__Required action__:
Each line below should be retyped exactly, with no pictures.

---+---

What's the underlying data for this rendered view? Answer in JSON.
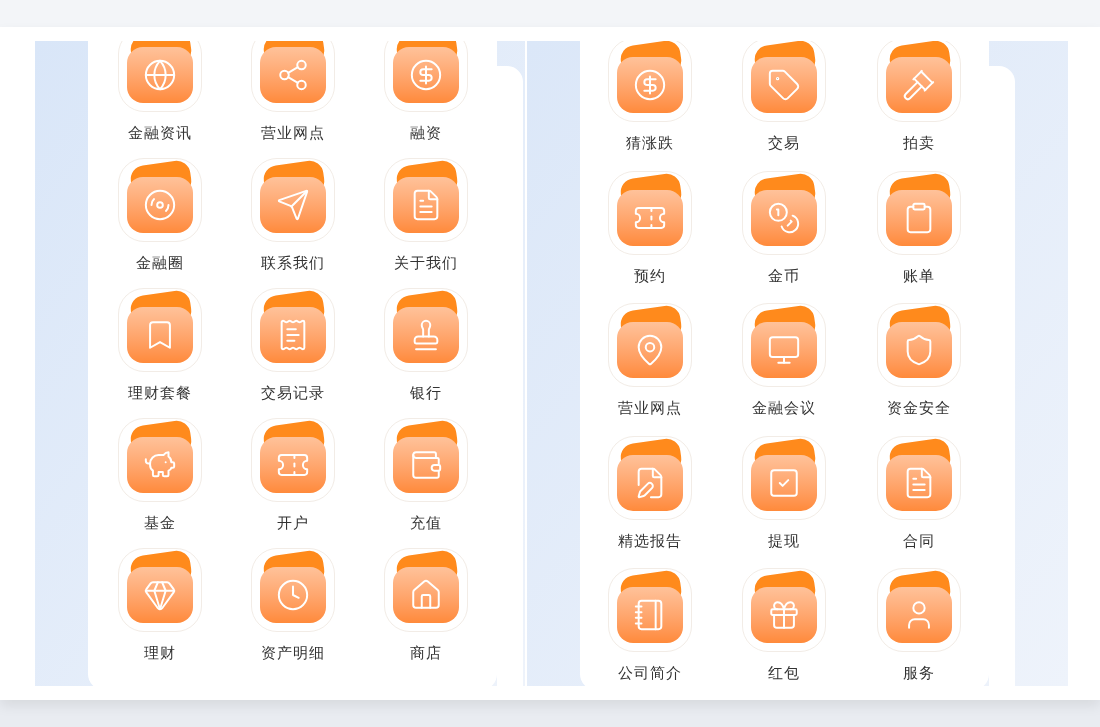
{
  "left_card": {
    "items": [
      {
        "label": "金融资讯"
      },
      {
        "label": "营业网点"
      },
      {
        "label": "融资"
      },
      {
        "label": "金融圈"
      },
      {
        "label": "联系我们"
      },
      {
        "label": "关于我们"
      },
      {
        "label": "理财套餐"
      },
      {
        "label": "交易记录"
      },
      {
        "label": "银行"
      },
      {
        "label": "基金"
      },
      {
        "label": "开户"
      },
      {
        "label": "充值"
      },
      {
        "label": "理财"
      },
      {
        "label": "资产明细"
      },
      {
        "label": "商店"
      }
    ]
  },
  "right_card": {
    "items": [
      {
        "label": "猜涨跌"
      },
      {
        "label": "交易"
      },
      {
        "label": "拍卖"
      },
      {
        "label": "预约"
      },
      {
        "label": "金币"
      },
      {
        "label": "账单"
      },
      {
        "label": "营业网点"
      },
      {
        "label": "金融会议"
      },
      {
        "label": "资金安全"
      },
      {
        "label": "精选报告"
      },
      {
        "label": "提现"
      },
      {
        "label": "合同"
      },
      {
        "label": "公司简介"
      },
      {
        "label": "红包"
      },
      {
        "label": "服务"
      }
    ]
  }
}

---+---

__Solution to the exercise__:
What's the underlying data for this rendered view? Answer in JSON.
{
  "left_card": {
    "items": [
      {
        "label": "金融资讯"
      },
      {
        "label": "营业网点"
      },
      {
        "label": "融资"
      },
      {
        "label": "金融圈"
      },
      {
        "label": "联系我们"
      },
      {
        "label": "关于我们"
      },
      {
        "label": "理财套餐"
      },
      {
        "label": "交易记录"
      },
      {
        "label": "银行"
      },
      {
        "label": "基金"
      },
      {
        "label": "开户"
      },
      {
        "label": "充值"
      },
      {
        "label": "理财"
      },
      {
        "label": "资产明细"
      },
      {
        "label": "商店"
      }
    ]
  },
  "right_card": {
    "items": [
      {
        "label": "猜涨跌"
      },
      {
        "label": "交易"
      },
      {
        "label": "拍卖"
      },
      {
        "label": "预约"
      },
      {
        "label": "金币"
      },
      {
        "label": "账单"
      },
      {
        "label": "营业网点"
      },
      {
        "label": "金融会议"
      },
      {
        "label": "资金安全"
      },
      {
        "label": "精选报告"
      },
      {
        "label": "提现"
      },
      {
        "label": "合同"
      },
      {
        "label": "公司简介"
      },
      {
        "label": "红包"
      },
      {
        "label": "服务"
      }
    ]
  }
}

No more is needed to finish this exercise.